‘Port Ellen 12 Year Old bottled for the Queen’s visit [to the distillery] on 9 August 1980. The only Port Ellen officially bottled in 1967, the year of the reopening of the distillery. The only 1967 ever bottled, probably. A very rare Bruichladdich 1960 single cask, very dark Sherry, bottled in 1973, produced before the distillery changed its style to a non-peaty malt during that year. I also have a rare 1958 dumpy Cadenhead Bruichladdich. A vertical of Laphroaig 1963, 1964, 1968, 1971 and 1973 bottled by Berry Brothers. A vertical of 10 different Ardbeg 1967 dumpy Signatory Vintage bottlings, with three US versions included.’
What would be your 'holy grail' bottle to find?
‘A real Laphroaig bottled in the 19th century, probably.’
What are some of the greatest whiskies you’ve ever tasted?
‘Laphroaig 1967 and 1970 Samaroli; Ardbeg 1965 and Glen Ord 1962 Cadenhead White Label Mizuhashi for Japan; Glen Moray 1959 Duthies; Bowmore 8 Year Old Pear Shape; Glenfarclas 1955 Square Decanter; Port Ellen 1969 Celtic Label 64.7% abv; Highland Park 10 Year Old “St Magnus” Dumpy from the 1950s; Longmorn 1972 Gordon & MacPhail; Isle of Jura 1966 Samaroli.’
What about your favourite everyday drinking drams?
‘All those 1988, 1989, 1991 Irish whiskeys that you can find on the market. Regarding Scotch whisky, I would say young Caol Ila, 1992 Ardmore, some 1990s Clynelish, early 2000 Bowmore and some recent Littlemills.’
What has been the greatest whisky experience of your life so far?
‘I have two in mind: The Islay Odyssey in 2015. It was an amazing moment of friendship and we shared so many outstanding drams.
‘A whisky bar tour last December in Japan (where I go very often) with my fiancée Hitomi, who is Japanese. She helped me organise an amazing tour around Japan. We visited many cities, many bars and met great bartenders. My goal was to try mostly whiskies I hadn’t tasted before.
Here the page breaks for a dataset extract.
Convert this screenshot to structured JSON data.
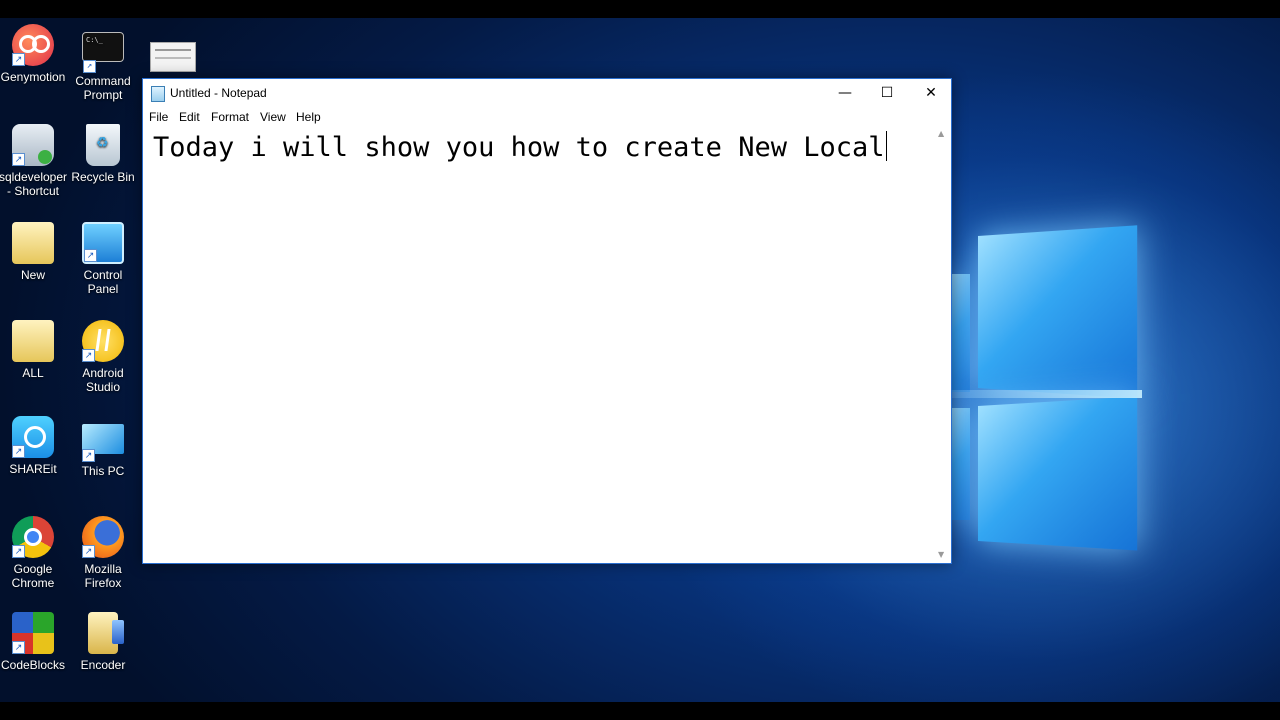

I was lucky to find a lot of old and very rare beauties. I also had my birthday during that trip at the bar Cask Strength in Tokyo, and was surprised to see many Japanese whisky friends and bar owners. Some flew from Fukuoka to surprise me. That was a very touching moment.’
The Auld Alliance: The bar boasts more than 1,500 whiskies